And then there are the 4,000 subcabinet political appointments each administration gets to make. Jonathan Swan reports that the Trump-worshiping nonprofit conservative world has been building databases of future loyalists to fill those jobs. The Heritage Foundation, per Swan, has organized fifteen conservative groups into a loose confederation to divvy up the work.

Among them is the Conservative Partnership Institute (CPI), with whom Trump’s former chief of staff Mark Meadows has affiliated. CPI’s immediate priority “is to have at least 300 fully vetted ‘America First’ staffers to supply GOP congressional offices after the midterms.” They would have two years of Hill experience for the next Trump administration.

An outfit called America First Legal, founded by Stephen Miller, is focusing on “identifying and assembling a list of lawyers who would be ready to fill the key general counsel jobs across government in a second-term Trump administration.” The American Moment group, whose board includes Trump convert J.D. Vance, the GOP’s Ohio Senate candidate, seeks to establish a pipeline straight into government from Hillsdale College and other conservative schools.

Beyond the political appointees are the hundreds of thousands of civil servants who fill out the federal bureaucracy. Here, too, the Trump team has made clear that it intends to exert much more control.

The key tool for removing any disloyal civil servant is an executive order that Trump signed late in his term, in October 2020. It erased civil service protections for any government worker who has the slightest influence with policymaking, classifying such individuals as “Schedule F.” President Joe Biden rescinded the executive order on January 22, 2021, but Trump is expected to reinstate it if he is re-elected.

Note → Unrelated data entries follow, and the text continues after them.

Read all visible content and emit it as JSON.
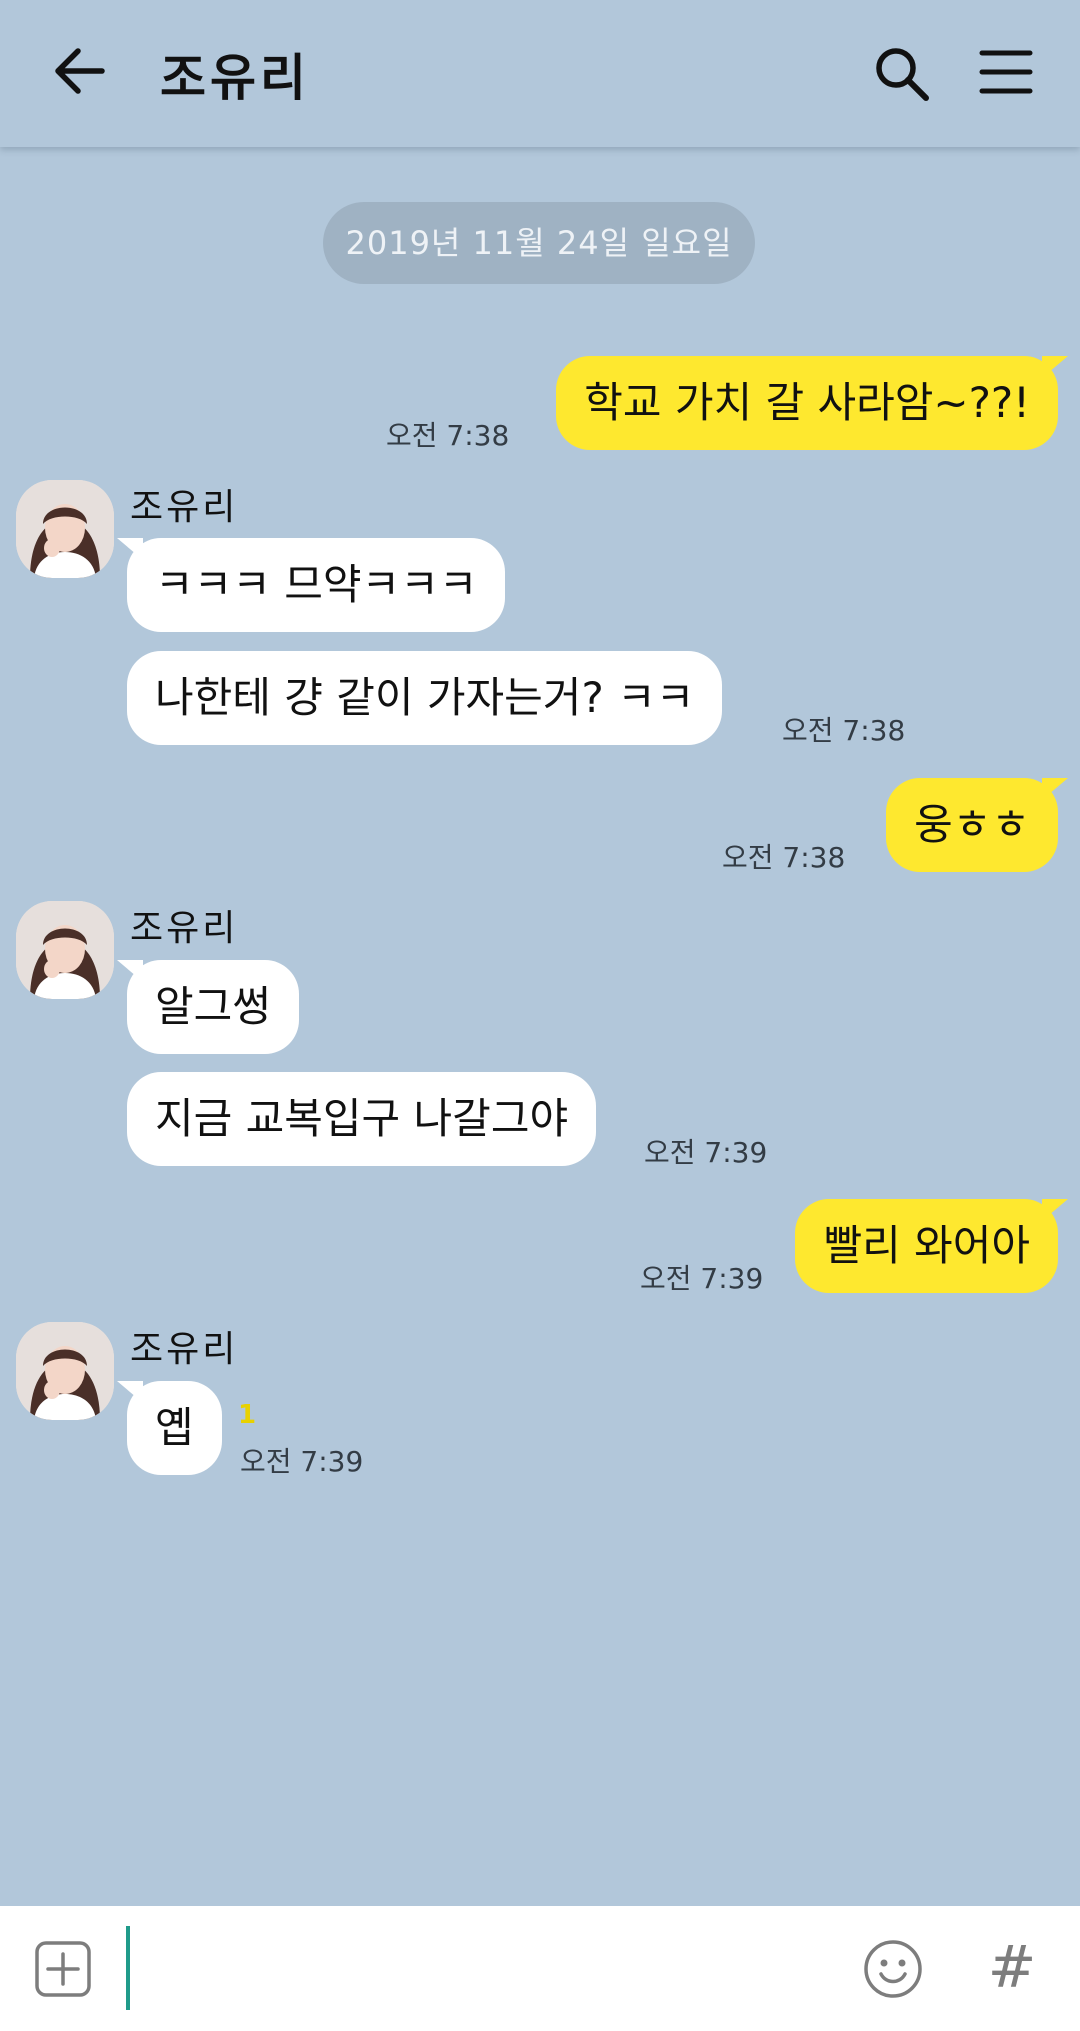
{
  "header": {
    "title": "조유리",
    "back_icon": "arrow-left-icon",
    "search_icon": "search-icon",
    "menu_icon": "hamburger-menu-icon"
  },
  "date_divider": "2019년 11월 24일 일요일",
  "contact": {
    "name": "조유리"
  },
  "messages": [
    {
      "from": "me",
      "text": "학교 가치 갈 사라암~??!",
      "time": "오전 7:38"
    },
    {
      "from": "조유리",
      "text": "ㅋㅋㅋ 므약ㅋㅋㅋ",
      "time": ""
    },
    {
      "from": "조유리",
      "text": "나한테 걍 같이 가자는거? ㅋㅋ",
      "time": "오전 7:38"
    },
    {
      "from": "me",
      "text": "웅ㅎㅎ",
      "time": "오전 7:38"
    },
    {
      "from": "조유리",
      "text": "알그썽",
      "time": ""
    },
    {
      "from": "조유리",
      "text": "지금 교복입구 나갈그야",
      "time": "오전 7:39"
    },
    {
      "from": "me",
      "text": "빨리 와어아",
      "time": "오전 7:39"
    },
    {
      "from": "조유리",
      "text": "옙",
      "time": "오전 7:39",
      "unread": "1"
    }
  ],
  "input": {
    "value": "",
    "plus_icon": "plus-box-icon",
    "emoji_icon": "emoji-icon",
    "hash_label": "#"
  },
  "colors": {
    "background": "#b2c7da",
    "my_bubble": "#fee82f",
    "their_bubble": "#ffffff",
    "cursor": "#1f9b8a"
  }
}
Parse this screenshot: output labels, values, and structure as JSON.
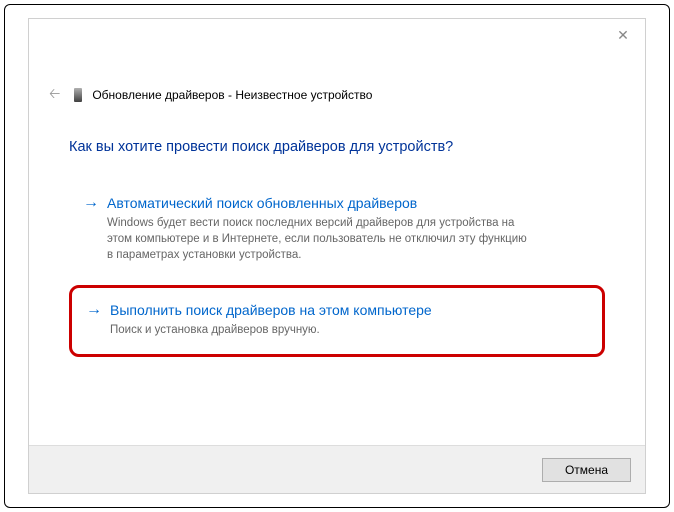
{
  "header": {
    "title": "Обновление драйверов - Неизвестное устройство"
  },
  "main": {
    "heading": "Как вы хотите провести поиск драйверов для устройств?",
    "options": [
      {
        "title": "Автоматический поиск обновленных драйверов",
        "description": "Windows будет вести поиск последних версий драйверов для устройства на этом компьютере и в Интернете, если пользователь не отключил эту функцию в параметрах установки устройства."
      },
      {
        "title": "Выполнить поиск драйверов на этом компьютере",
        "description": "Поиск и установка драйверов вручную."
      }
    ]
  },
  "footer": {
    "cancel": "Отмена"
  }
}
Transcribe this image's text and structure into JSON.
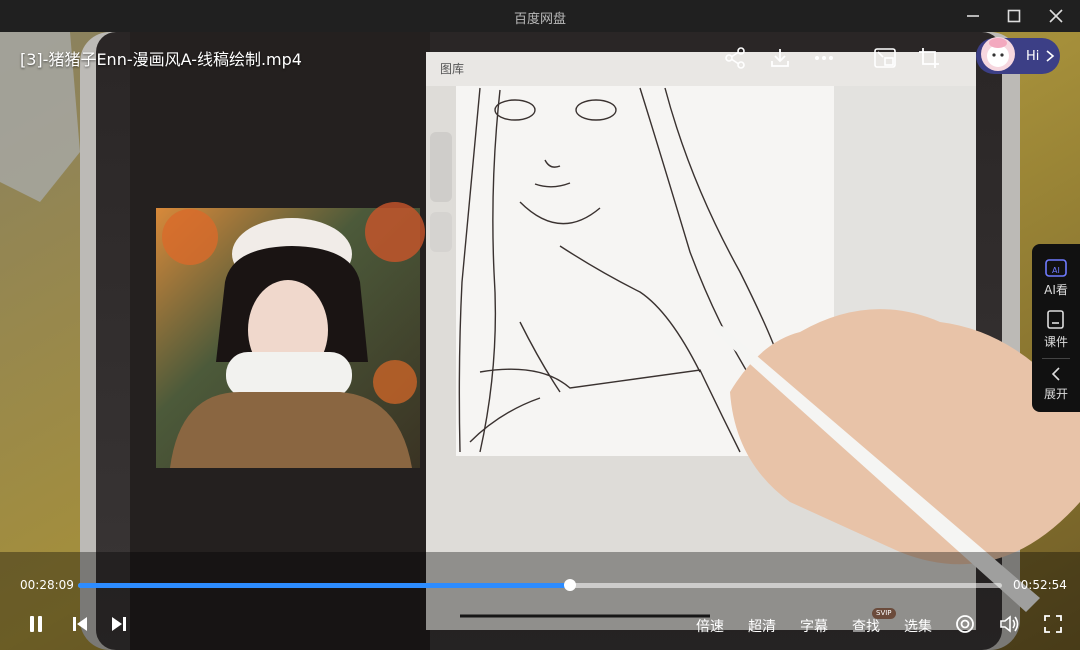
{
  "window": {
    "title": "百度网盘"
  },
  "video": {
    "title": "[3]-猪猪子Enn-漫画风A-线稿绘制.mp4",
    "progress": 0.533
  },
  "assistant": {
    "label": "Hi"
  },
  "side_panel": {
    "items": [
      {
        "label": "AI看",
        "icon": "ai-view-icon"
      },
      {
        "label": "课件",
        "icon": "courseware-icon"
      },
      {
        "label": "展开",
        "icon": "chevron-left-icon"
      }
    ]
  },
  "playback": {
    "current_time": "00:28:09",
    "total_time": "00:52:54"
  },
  "controls": {
    "speed": "倍速",
    "quality": "超清",
    "subtitle": "字幕",
    "search": "查找",
    "search_badge": "SVIP",
    "episodes": "选集"
  },
  "procreate": {
    "gallery": "图库"
  },
  "colors": {
    "accent": "#2d8cff",
    "assistant_bg": "#3c3f86"
  }
}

Trump had little time to wield Schedule F during his first term, but he would likely use it vigorously in a second term. Estimates are that 50,000 federal workers would come under Trump’s thumb.

Schedule F would effectively eradicate a century and a half of civil service reforms. After President James Garfield was shot to death in 1881 by a disgruntled assassin who believed he was owed a patronage job, national outrage overcame decades of resistance to civil service reform from machine politicians and party hacks. Fifteen months later, the Pendleton Act became law, putting an end to the notion that “to the victors go the spoils.”

With Trump’s reissuance of the Schedule F executive order, our national government would start to resemble Tammany Hall—a corrupt political machine. Mike Lindell might end up determining how federal health and safety regulations apply to the pillow business.

The consequences of this assault would be nothing less than the dismantling of orderly governmental procedures that, in the end, protect everyone’s freedom by curbing arbitrary and corrupt power. As historian Heather Cox Richardson wrote this week, “Authoritarian figures expect loyalty to themselves alone, rather than to a nonpartisan government.”

Of course, the danger is not confined to Trump. As Jonathan V. Last has emphasized, Ron DeSantis and every other potential GOP candidate should be asked their position on Schedule F and related issues. But Trump, still the leading contender for the GOP nomination, has shown he is ready and eager to use Schedule F. As his former deputy director of the White House Office of Presidential Personnel, Andrew R. Kloster, put it: “The first thing you need to hire for is loyalty. . . . [Y]ou can learn policy. You can’t learn loyalty.”

Any mob boss would agree.

Frederick E. Hoxie and Dennis Aftergut

Frederick E. Hoxie is professor emeritus of history at the University of Illinois Urbana-Champaign and author of This Indian Country: American Indian Activists and the Place They MadeDennis Aftergut is a former assistant U.S. attorney and Supreme Court advocate who writes on national affairs.